In many cases, of course, financial institutions like Life Insurance Corporation or government-controlled banks have come to the rescue of Indian companies facing takeover threats. The most celebrated of these cases were attempts by RIL to take over Larsen & Toubro and by UK’s BAT to wrest control of local arm ITC.
In a more recent instance, K Raghavendra Rao, the promoter of Orchid Chemicals & Pharmaceuticals Ltd, managed to garner the support of institutional investors to ward off a takeover bid by Solrex (believed to be controlled by brothers Malvinder and Shivinder Singh, erstwhile owners of Ranbaxy Laboratories). Solrex had picked up 12 per cent stake in Orchid. Institutions, which together held 38 per cent, backed Rao.
In 2000, the promoters of realty firm Gesco Corporation turned to the Mahindras to counter a hostile bid by Delhi-based Abhishek Dalmia. The Sheths of Gesco were caught napping when Dalmia’s Renaissance Estates used a low share price to buy over 10 per cent stake in Gesco and mounted an open offer for another 45 per cent.
The Sheths turned to master strategist Deepak Parkeh of HDFC. He roped in the Mahindras and its group firm, Mahindra Realty & Infrastructure, to make a counter offer with the Sheths for 33.5 per cent of Gesco. The battle ended after Dalmia sold his 10.5 per cent stake in Gesco to the Sheth-Mahindra combine and made a killing.

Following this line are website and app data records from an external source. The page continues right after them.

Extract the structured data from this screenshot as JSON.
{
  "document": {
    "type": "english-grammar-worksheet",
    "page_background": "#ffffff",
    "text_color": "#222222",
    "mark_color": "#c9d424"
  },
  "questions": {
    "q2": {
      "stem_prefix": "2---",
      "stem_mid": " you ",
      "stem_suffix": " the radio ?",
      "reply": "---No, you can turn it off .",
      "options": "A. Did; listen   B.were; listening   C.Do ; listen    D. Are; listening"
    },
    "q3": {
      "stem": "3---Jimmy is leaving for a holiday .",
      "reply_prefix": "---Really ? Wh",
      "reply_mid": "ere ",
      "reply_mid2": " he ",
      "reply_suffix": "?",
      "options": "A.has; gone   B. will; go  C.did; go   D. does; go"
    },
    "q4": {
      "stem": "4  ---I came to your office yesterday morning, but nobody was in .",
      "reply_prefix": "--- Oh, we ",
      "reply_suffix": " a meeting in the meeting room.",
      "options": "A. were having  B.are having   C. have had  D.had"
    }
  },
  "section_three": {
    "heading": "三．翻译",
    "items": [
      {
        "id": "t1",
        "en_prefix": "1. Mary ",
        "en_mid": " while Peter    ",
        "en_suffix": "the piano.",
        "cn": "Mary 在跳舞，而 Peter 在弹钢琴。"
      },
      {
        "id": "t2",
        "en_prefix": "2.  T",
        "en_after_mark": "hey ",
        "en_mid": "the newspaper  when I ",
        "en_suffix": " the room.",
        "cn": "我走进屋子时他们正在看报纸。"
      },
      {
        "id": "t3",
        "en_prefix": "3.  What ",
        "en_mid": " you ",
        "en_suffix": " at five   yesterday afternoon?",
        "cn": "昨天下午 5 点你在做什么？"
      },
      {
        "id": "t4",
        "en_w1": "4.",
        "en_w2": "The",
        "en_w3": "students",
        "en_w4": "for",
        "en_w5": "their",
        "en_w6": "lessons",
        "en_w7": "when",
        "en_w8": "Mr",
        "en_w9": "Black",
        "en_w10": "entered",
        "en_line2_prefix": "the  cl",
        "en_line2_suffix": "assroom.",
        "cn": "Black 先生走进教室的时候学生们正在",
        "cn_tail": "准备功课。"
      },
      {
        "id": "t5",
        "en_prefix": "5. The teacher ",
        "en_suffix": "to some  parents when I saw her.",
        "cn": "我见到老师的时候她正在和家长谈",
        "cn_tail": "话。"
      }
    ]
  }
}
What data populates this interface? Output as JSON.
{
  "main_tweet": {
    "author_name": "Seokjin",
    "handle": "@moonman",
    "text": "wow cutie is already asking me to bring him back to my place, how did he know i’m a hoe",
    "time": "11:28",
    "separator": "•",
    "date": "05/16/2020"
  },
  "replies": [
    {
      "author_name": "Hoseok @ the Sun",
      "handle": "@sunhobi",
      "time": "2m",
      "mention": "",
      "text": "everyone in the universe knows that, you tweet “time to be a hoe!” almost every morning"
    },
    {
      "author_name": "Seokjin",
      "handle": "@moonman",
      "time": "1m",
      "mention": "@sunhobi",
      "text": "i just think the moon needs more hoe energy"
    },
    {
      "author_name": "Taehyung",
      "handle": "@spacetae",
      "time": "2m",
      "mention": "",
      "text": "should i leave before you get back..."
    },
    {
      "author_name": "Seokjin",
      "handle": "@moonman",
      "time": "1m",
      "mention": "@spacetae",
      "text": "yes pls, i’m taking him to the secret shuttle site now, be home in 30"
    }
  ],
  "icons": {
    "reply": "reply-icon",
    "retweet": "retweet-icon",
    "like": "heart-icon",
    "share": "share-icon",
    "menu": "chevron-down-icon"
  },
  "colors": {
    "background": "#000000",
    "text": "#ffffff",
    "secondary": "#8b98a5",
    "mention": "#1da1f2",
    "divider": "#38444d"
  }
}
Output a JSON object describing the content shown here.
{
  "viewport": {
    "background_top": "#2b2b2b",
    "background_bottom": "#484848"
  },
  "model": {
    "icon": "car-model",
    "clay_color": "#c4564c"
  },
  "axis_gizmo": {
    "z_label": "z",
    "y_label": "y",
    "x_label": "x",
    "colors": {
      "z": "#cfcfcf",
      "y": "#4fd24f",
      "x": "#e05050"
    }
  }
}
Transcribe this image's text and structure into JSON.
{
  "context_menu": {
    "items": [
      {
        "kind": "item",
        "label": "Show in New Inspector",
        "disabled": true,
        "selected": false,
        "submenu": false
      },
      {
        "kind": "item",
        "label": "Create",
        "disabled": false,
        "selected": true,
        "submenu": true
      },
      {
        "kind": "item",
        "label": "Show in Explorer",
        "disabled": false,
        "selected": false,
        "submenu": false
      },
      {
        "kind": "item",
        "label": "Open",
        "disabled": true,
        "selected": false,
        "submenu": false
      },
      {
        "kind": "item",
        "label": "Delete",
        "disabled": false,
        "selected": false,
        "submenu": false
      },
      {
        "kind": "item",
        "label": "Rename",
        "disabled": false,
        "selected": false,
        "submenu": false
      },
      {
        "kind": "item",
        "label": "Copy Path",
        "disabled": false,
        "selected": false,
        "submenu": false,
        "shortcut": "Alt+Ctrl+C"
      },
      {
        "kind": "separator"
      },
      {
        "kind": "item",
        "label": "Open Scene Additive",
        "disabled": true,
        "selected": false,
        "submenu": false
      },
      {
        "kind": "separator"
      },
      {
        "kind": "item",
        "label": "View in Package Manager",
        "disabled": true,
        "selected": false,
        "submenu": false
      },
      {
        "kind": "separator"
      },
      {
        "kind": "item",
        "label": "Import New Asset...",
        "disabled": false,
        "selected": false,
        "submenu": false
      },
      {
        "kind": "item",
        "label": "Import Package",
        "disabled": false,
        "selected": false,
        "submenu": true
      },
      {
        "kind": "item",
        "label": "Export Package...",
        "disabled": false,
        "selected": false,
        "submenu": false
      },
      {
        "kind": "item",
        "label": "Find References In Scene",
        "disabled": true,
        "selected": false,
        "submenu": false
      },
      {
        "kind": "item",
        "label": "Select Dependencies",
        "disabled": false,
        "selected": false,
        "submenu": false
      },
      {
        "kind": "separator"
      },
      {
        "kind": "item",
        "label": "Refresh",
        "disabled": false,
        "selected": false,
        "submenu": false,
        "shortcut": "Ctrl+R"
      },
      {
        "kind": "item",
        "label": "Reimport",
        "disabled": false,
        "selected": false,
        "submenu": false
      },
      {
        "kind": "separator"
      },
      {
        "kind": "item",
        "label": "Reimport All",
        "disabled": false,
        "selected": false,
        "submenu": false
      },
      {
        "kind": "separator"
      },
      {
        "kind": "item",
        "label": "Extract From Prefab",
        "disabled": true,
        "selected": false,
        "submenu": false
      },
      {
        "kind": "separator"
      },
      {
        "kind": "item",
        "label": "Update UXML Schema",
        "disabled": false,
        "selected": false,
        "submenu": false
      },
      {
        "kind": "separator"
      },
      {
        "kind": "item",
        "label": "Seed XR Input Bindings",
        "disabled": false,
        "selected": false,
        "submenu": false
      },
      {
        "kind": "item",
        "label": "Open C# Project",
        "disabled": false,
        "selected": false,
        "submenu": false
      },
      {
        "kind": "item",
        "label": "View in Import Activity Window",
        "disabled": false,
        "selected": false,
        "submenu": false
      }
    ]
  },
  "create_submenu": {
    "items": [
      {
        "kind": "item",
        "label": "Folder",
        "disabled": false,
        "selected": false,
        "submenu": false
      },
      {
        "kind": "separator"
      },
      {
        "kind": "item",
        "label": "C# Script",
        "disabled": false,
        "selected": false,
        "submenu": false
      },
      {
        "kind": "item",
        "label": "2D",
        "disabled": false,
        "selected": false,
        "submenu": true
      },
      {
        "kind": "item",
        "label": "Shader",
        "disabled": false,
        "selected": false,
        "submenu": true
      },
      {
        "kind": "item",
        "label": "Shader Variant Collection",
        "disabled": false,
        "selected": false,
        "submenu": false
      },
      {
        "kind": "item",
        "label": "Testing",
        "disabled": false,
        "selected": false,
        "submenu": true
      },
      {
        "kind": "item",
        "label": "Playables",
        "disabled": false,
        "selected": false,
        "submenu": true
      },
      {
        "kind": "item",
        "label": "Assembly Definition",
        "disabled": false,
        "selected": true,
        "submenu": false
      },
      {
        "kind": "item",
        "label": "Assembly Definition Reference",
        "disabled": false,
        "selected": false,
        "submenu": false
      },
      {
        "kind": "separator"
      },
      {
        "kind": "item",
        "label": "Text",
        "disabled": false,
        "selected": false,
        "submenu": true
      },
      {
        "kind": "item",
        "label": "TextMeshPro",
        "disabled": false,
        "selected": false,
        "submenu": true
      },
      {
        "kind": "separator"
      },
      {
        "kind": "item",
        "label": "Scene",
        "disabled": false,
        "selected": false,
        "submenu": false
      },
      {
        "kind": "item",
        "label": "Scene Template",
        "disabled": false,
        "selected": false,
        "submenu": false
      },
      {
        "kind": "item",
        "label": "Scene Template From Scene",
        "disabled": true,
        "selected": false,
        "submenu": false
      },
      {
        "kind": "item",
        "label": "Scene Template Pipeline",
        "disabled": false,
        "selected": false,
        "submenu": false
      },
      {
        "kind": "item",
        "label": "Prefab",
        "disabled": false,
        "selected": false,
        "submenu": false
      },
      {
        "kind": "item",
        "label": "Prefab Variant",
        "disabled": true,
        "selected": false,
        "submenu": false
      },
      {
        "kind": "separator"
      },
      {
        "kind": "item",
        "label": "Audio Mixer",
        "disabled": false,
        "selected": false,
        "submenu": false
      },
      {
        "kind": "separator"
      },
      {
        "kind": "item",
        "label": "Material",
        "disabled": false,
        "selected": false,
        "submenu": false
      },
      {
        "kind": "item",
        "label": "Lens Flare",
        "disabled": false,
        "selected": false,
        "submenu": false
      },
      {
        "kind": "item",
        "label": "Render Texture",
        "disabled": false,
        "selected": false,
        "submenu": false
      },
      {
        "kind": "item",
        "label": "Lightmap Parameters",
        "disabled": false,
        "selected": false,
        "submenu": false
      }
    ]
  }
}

Dwijedra Tripathi, a former professor at IIM-Ahmedabad and a business historian, feels that as M&A activity picks up in the country, we could see even more attempts at hostile takeovers and the appearance of white knights.
But sometimes, a white knight could turn predator, as another faction of the Sheth family discovered recently. In 2009, Vijay Kantilal Sheth, the promoter of Great Offshore Ltd (GOL), was in trouble when lenders made margin calls under a share-pledge deal. The promoters of Bharati Shipyard stepped in to help Sheth with the required cash.
Although Bharati Shipyard’s PC Kapoor maintained that it was only a strategic investor, it subsequently wrested around 14.89 per cent stake in GOL, making itself the largest shareholder, and launched an open offer for another 20 per cent. This was the first instance in the history of corporate India, where pledged shares were invoked.
The battle to acquire GOL intensified after ABG Shipyard made a counter offer to acquire 33.8 per cent. Both continued mopping up shares from the market and revising the offer price in a takeover battle that lasted over six months. It finally came to an end when ABG Shipyard exited the race and Bharati Shipyard took control of GOL.
A white knight can even be perceived as a black knight -- as Ramesh Vangal’s experience at Tamilnad Merchantile Bank (TMB) reveals. In May 2007, when Vangal and his friends stepped in to to buy out C Sivasankaran's stake in the bank, he was seen as a white knight. But his attempt to place his nominees on the board met with stiff resistance from the Nadar community, who feared outsiders would take control of bank that it controlled.
Ironically, Sivasankaran himself had come in as a white knight to buy out the Ruias of Essar Group, who had cornered 67 per cent in the bank. When Reserve Bank of India ruled that an industrial group could not run a bank, the Ruias agreed to sell the stake back to the community, but at a high price. That’s when Sivasankaran came in as an investor and bought the Essar stake. He agreed to sell it back to the Nadars at 2.38 times the price, but they could afford to buy back only half the stake.
TMB has been mired in an ownership battle between brothers Sivanthi Adityan, who runs one of the largest Tamil dailies, Daily Thanthi, and Ramachandra Adityan. In January, Sivanthi, with the support of the Nadar Mahajana Sangam and foreign investors, wrested control of TMB’s board. Ramachandra had earlier fought to retrieve the bank from Sivasankaran, but later opposed the entry of non-Nadar groups.